Cost & Environmental Impact

Loading the Cost Analysis Model

The first step in this tutorial is to load a model file which contains some cost and environmental impact data. The model is based on that in the Simple House tutorial. Material costs are relatively simple to input as the data is readily available to most practices. Greenhouse gas and embodied energy data on the other hand, is always difficult to find and is very location specific. In the future, however, this kind of data will become available as it is as important a design consideration as economic cost.

Important Note:

The cost and environmental data used in this example is not accurate and is used for demonstration purposes only.


  1. Open  Cost Analysis.eco  from the Tutorial Files directory located in your main ECOTECT Install directory.

    There are three zones in this simple model, the north room, south room and ceiling space. Most of the materials in the model have been assigned cost and environmental impact values in the Material Properties dialog box.

Calculating Material Costs

  1. From the Calculate menu, select the Material Costs... item.

    Before cost analysis can be performed, some pre-processing needs to be done on the model to determine inter-zonal adjacencies. These are stored to disk in a .ADJ file with the same name as the model. If the geometry of the model has changed, ECOTECT will prompt you to recalculate these with the following message box.

  2. Click the OK button to recalculate inter-zonal adjacencies and overshadowing.

    During this calculation, objects in successive zones will highlight and small dots will appear within some of these. These dots indicate that the object is overlapped by another object on a different zone, an inter-zonal adjacency. ECOTECT uses the resulting values to determine how much of a material to apportion to each zone.



    When these calculations have finished, a blank graph will display as shown below.

  3. Click the Recalculate button.

    This will display the following fabric cost graph.



    This pie chart shows the total cost of all components as well as the relative cost of each building element.
  4. To display individual material totals, click the button.

    Whilst the graph will not change, the contents of the text list will now show a full list of all the materials used in the model along with a range of cost-related values, as shown below.

Calculating Environmental Impacts

  1. Choose the Greenhouse Gas item from the Cost Type selector and click the Recalculate button.

    A range of other energy and greenhouse related items can also be selected.



    This displays the following graph, similar to the fabric costs but with a different ratio representing the different contributions.



  2. This tutorial is intended as a quick-start guide to get you up and running. You will probably now have to update the cost data in your material library to reflect local conditions. Whilst this will at first sound a bit daunting, there are probably less that 20 base materials that your practice regularly uses. At conceptual design stage you are rarely specifying the floor tiles or surface finishes.
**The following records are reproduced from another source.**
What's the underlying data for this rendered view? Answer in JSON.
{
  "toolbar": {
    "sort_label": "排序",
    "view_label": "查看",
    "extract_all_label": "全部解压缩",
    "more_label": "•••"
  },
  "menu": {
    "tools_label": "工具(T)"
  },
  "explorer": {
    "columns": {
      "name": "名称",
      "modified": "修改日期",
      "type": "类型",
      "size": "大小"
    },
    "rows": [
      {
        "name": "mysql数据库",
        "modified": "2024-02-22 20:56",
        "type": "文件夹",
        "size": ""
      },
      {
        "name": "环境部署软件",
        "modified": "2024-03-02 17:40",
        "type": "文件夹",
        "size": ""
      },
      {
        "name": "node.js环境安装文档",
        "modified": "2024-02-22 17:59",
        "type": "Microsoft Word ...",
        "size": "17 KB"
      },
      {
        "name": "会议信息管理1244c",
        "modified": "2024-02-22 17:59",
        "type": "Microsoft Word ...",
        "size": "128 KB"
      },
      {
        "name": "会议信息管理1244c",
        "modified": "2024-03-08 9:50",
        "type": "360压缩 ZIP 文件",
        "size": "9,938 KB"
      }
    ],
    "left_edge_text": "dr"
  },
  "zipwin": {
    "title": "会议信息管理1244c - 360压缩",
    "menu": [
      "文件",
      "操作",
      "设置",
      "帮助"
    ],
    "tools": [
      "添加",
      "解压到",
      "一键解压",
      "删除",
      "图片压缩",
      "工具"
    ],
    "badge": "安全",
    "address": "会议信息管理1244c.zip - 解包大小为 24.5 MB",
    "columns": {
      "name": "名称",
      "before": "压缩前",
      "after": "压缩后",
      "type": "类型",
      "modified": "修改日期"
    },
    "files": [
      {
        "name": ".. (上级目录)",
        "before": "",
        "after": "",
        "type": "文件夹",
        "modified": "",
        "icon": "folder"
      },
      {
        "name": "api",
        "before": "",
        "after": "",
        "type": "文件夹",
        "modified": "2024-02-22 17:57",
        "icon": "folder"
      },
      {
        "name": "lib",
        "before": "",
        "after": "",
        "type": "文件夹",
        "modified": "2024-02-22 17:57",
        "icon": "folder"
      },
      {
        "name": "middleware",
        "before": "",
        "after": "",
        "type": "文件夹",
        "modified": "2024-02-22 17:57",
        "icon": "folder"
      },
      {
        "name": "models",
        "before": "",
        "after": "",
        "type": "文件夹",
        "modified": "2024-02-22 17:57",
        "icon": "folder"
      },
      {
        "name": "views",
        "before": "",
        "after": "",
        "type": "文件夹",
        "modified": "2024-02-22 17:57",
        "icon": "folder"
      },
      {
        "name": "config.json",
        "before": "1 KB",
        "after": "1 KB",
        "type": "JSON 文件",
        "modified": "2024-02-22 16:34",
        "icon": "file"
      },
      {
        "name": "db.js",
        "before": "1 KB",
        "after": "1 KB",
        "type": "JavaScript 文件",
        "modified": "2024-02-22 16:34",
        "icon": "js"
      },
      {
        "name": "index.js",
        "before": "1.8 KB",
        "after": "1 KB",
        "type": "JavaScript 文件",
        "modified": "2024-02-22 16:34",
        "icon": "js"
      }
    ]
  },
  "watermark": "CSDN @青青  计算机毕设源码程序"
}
It is therefore much easier to start off with a basic set of commonly used materials - to make sure you are at least remaining somewhere close to the budget - and then add new materials and their true costs as decisions are made during the gradual refinement of the model.